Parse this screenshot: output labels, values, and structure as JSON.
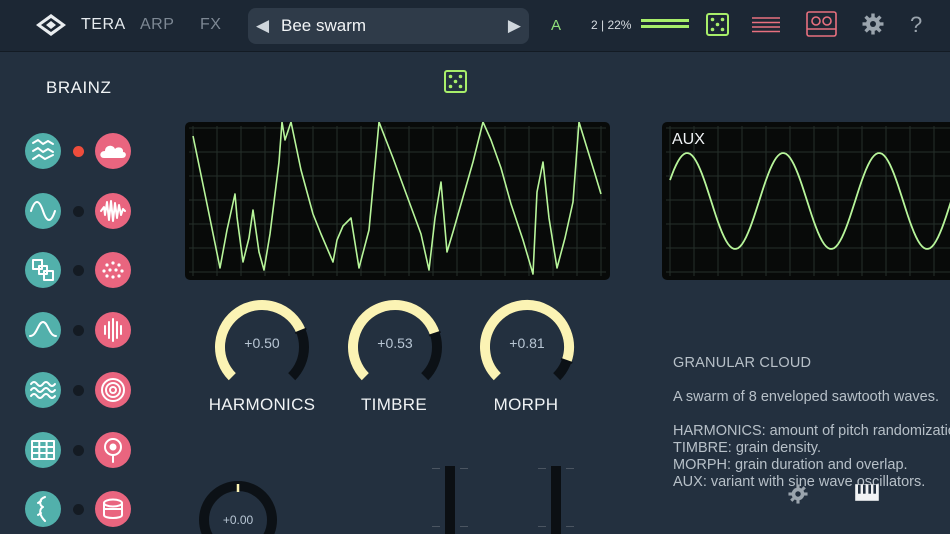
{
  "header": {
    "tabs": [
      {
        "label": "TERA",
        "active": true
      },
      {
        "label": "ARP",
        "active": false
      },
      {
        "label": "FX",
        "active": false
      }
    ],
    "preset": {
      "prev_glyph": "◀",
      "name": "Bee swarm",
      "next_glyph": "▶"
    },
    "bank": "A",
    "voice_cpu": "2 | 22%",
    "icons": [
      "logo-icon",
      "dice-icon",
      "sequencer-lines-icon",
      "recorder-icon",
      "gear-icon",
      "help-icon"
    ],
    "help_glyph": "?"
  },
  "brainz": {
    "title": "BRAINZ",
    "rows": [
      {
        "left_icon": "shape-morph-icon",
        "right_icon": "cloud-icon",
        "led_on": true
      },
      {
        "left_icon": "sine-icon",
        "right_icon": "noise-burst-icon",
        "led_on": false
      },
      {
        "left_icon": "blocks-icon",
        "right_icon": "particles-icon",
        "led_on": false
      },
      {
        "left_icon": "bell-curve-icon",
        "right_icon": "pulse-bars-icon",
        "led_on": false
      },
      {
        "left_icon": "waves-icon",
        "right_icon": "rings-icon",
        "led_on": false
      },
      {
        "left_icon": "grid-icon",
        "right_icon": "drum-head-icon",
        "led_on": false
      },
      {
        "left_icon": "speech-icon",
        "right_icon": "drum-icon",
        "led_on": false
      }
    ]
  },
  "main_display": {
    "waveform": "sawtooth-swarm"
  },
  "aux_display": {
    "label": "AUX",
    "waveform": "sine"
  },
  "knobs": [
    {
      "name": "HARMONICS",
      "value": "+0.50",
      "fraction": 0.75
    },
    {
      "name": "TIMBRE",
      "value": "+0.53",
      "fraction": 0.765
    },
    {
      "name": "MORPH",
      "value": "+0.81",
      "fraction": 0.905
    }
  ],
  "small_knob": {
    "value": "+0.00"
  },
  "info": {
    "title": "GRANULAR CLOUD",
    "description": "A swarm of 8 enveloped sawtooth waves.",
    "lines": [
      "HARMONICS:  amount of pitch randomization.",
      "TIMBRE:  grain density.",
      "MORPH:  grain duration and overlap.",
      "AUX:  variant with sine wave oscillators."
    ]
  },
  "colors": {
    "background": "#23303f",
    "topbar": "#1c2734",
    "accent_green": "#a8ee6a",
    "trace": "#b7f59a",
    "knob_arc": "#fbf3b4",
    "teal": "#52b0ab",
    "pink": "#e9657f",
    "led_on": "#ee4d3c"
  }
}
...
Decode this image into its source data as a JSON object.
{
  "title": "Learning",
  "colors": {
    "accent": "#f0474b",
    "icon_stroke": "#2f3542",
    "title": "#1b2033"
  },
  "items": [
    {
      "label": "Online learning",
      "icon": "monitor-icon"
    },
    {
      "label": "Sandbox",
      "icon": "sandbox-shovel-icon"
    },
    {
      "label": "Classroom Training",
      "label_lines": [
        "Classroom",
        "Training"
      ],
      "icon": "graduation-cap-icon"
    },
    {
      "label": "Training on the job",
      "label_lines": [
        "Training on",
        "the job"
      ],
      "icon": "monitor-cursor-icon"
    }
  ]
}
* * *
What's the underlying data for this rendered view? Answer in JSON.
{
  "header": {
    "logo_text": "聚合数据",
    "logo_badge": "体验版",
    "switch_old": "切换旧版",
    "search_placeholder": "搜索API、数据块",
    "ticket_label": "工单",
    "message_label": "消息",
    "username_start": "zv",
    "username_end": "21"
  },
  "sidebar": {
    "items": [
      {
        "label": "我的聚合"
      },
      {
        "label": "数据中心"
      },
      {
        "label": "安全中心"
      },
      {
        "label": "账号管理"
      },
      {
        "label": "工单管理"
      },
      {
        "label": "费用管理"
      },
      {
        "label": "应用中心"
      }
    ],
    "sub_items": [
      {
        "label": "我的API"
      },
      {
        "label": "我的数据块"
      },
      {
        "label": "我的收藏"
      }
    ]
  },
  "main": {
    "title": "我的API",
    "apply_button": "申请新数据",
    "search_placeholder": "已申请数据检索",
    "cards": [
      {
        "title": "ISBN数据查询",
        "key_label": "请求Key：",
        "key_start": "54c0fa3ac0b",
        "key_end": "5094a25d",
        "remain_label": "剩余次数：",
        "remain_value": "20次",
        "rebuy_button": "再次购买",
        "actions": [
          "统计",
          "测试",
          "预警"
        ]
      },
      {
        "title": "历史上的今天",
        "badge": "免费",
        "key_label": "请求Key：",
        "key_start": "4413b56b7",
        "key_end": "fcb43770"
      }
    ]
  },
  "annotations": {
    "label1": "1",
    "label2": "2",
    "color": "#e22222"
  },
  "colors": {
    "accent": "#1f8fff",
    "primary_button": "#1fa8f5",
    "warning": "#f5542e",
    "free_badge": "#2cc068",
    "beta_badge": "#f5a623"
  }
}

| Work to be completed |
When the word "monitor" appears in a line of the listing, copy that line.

| Response area |
      "icon": "monitor-icon"
      "icon": "monitor-cursor-icon"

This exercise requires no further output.